“You can fool all the people some of the time, and some of the people all the time, but you cannot fool all the people all the time,” proclaimed Abraham Lincoln. Unfortunately, in our country many people allowed themselves to be fooled more than once – all the time..
What has happened over the last 25 years is a further, and no less important, issue. To a large extent, the turmoil of these years and our status as the poorest country in the European Union is due to the fact that our inheritance from the communist era is still a sad reality. State Security tried to control our transition, but, thanks to God, with many difficulties, we have taken the Euro-Atlantic path.
Our life is not a song, but anyone who says that Bulgaria is now worse than it was during the communist period is either deliberately lying to young people, or lying to themselves.
I lived in America between 1994 and 2007. When I returned to Bulgaria, I was amazed to see the positive change in the country.
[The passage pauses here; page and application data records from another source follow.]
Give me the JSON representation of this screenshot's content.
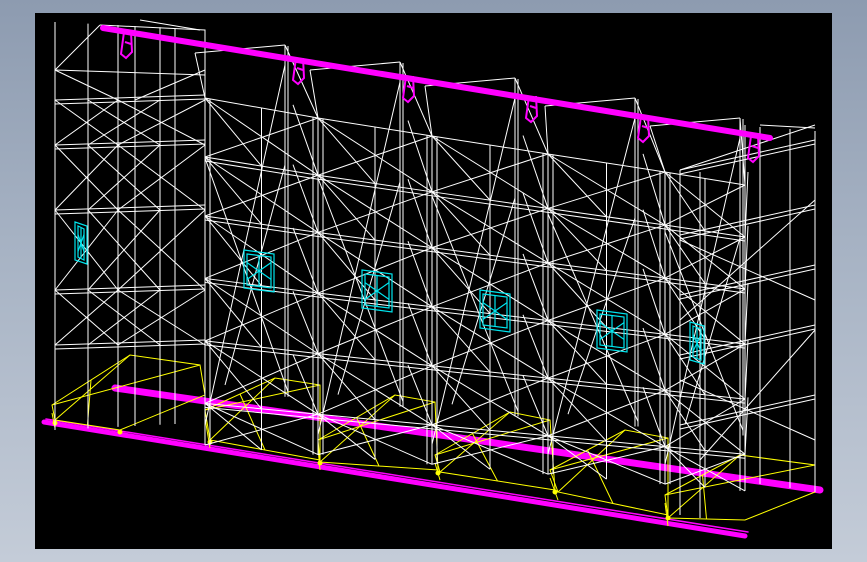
{
  "window": {
    "background_color": "#a7b3c4"
  },
  "viewport": {
    "background_color": "#000000"
  },
  "model": {
    "name": "",
    "colors": {
      "frame": "#ffffff",
      "rail": "#ff00ff",
      "base": "#ffff00",
      "handle": "#00e5ee",
      "hanger": "#ff00ff"
    },
    "layers": [
      "frame-wireframe",
      "top-rail",
      "floor-track",
      "base-carriage",
      "handwheels",
      "hangers"
    ],
    "rack_units": 6,
    "handwheels": 6,
    "hangers": 6
  }
}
From a distance you can see the overall picture more clearly. If we manage to deal with our corruption issues and lack of a fair judicial system, we could be even better. But nothing should ever stop us and take us back to those dark times.
Vladimir Levchev is a Bulgarian poet, novelist, journalist, politician, activist at Ecoglasnost and professor at the American University in Blagoevgrad. Before 1989 he was editor of the publishing house “National Culture” and issued the illegally printed in that period magazine “Voice”. He is the author of 14 books of poetry and four novels published in Bulgaria, as well as 5 books of poetry, published in the United States. From 1991 to 1994 he was deputy editor of the “Literary Gazette”. He was a lecturer of Literature and Writing at the University of Maryland, Montgomery College, George Washington University, American University (Washington) and the American University in Blagoevgrad.